In 2019 the company collaborated with the William Morris Gallery (a museum in London dedicated to the 19th-century eponymous designer who inspired the Arts and Crafts movement) to produce an exclusive collection of frames that incorporated the artist’s prints into a range of 36 styles, in fitting with its ‘quintessentially British’ brand.
The business has a complex operational structure. Different business models are applied in different markets; the company is a distributor in some, acts more as an agent in others, and in some operates somewhere between the two. With a significant export trade to manage, the company has opened a new warehouse on the continent to circumvent any post-Brexit problems.
‘We’ve looked at our market options and we recognise that we can’t take on the whole world in one go,’ says Hoy. ‘But we can take on the markets close to home, and the ones with cultural similarities to the UK, especially for our fashion-based products.

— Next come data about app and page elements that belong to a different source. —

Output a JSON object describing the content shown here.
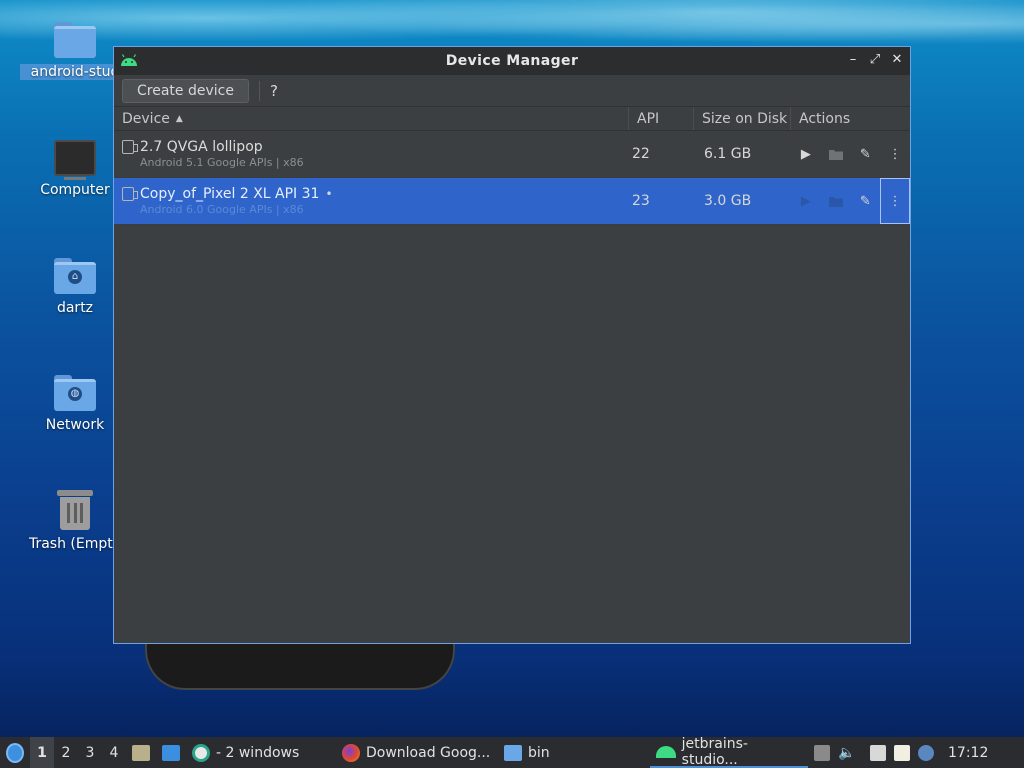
{
  "desktop": {
    "icons": [
      {
        "label": "android-stud",
        "icon": "folder-icon"
      },
      {
        "label": "Computer",
        "icon": "computer-icon"
      },
      {
        "label": "dartz",
        "icon": "home-folder-icon"
      },
      {
        "label": "Network",
        "icon": "network-folder-icon"
      },
      {
        "label": "Trash (Empty",
        "icon": "trash-icon"
      }
    ]
  },
  "window": {
    "title": "Device Manager",
    "controls": {
      "minimize": "–",
      "maximize": "⤢",
      "close": "✕"
    }
  },
  "toolbar": {
    "create_label": "Create device",
    "help_label": "?"
  },
  "table": {
    "columns": [
      "Device",
      "API",
      "Size on Disk",
      "Actions"
    ],
    "sort_indicator": "▲",
    "rows": [
      {
        "name": "2.7  QVGA lollipop",
        "sub": "Android 5.1 Google APIs | x86",
        "api": "22",
        "size": "6.1 GB",
        "selected": false
      },
      {
        "name": "Copy_of_Pixel 2 XL API 31",
        "running_dot": "•",
        "sub": "Android 6.0 Google APIs | x86",
        "api": "23",
        "size": "3.0 GB",
        "selected": true
      }
    ]
  },
  "taskbar": {
    "workspaces": [
      "1",
      "2",
      "3",
      "4"
    ],
    "tasks": [
      {
        "label": "- 2 windows",
        "icon": "app-icon"
      },
      {
        "label": "Download Goog...",
        "icon": "firefox-icon"
      },
      {
        "label": "bin",
        "icon": "folder-icon"
      },
      {
        "label": "jetbrains-studio...",
        "icon": "android-icon"
      }
    ],
    "clock": "17:12"
  },
  "colors": {
    "accent": "#2f65ca",
    "window_bg": "#3c3f41",
    "taskbar_bg": "#2a2c2f"
  }
}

Then we can look at building in new markets later. There’s a logical path to which territories we should grow first.’
Old and new
At the point Hoy joined William Morris London, he had become ‘a bit of an SME specialist’. He began his accountancy career at the age of 18, choosing a five-year training contract at BDO over university. He feels lucky to have joined the profession at the cusp of digitisation. ‘A lot of our work was still paper-based. And I learned double-entry what I call the proper way.’
He moved into education and training at BDO and was by his own admission probably ‘a little too comfortable’ when the financial crash hit and he was made redundant. A job at a local care home group came up through a contact at BDO, and he moved into industry. ‘It was a shock because suddenly I was on the other side of the fence with a lot to learn.’
An interest in IT soon led him towards systems-based work, to the extent that he considered switching from finance to the technology sector. ‘But I felt that finance and systems were getting closer and closer – the operational and finance parts of the business are moving towards each other.’
His experience in implementing systems played a key role in landing him his first FD role, for the car auction house Aston Barclay. ‘That step to FD is the most difficult, the big stepping stone. But my systems experience helped because the business was building its own bespoke system from scratch.’
The well-rounded CV
A career which has included stints of contract work has brought variety and experience to his CV. In just a few years he has helped distressed businesses, worked in a variety of sectors including healthcare and insurance, overseen the breakup and sale of another business, and been part of a small team negotiating a private equity takeover.
There may well be more excitement to come at William Morris London. ‘It’s a surprisingly fragmented market,’ Hoy says. ‘There is an expectation that there will be consolidation in the future. Buying groups are already forming, which is a double-edged sword.’ Groups drive down prices but add volume, although there is less autonomy over product choice.
‘We have ambitious growth plans, but it’s a proper plan – we’re not just saying that we’ll grow by 25% a year, because we’re good at what we do. We’re growing profit as well as turnover by focusing styles and leveraging buying power, along with lots of systems work and simplification.’
Whatever the future holds for the sector, William Morris London looks ready.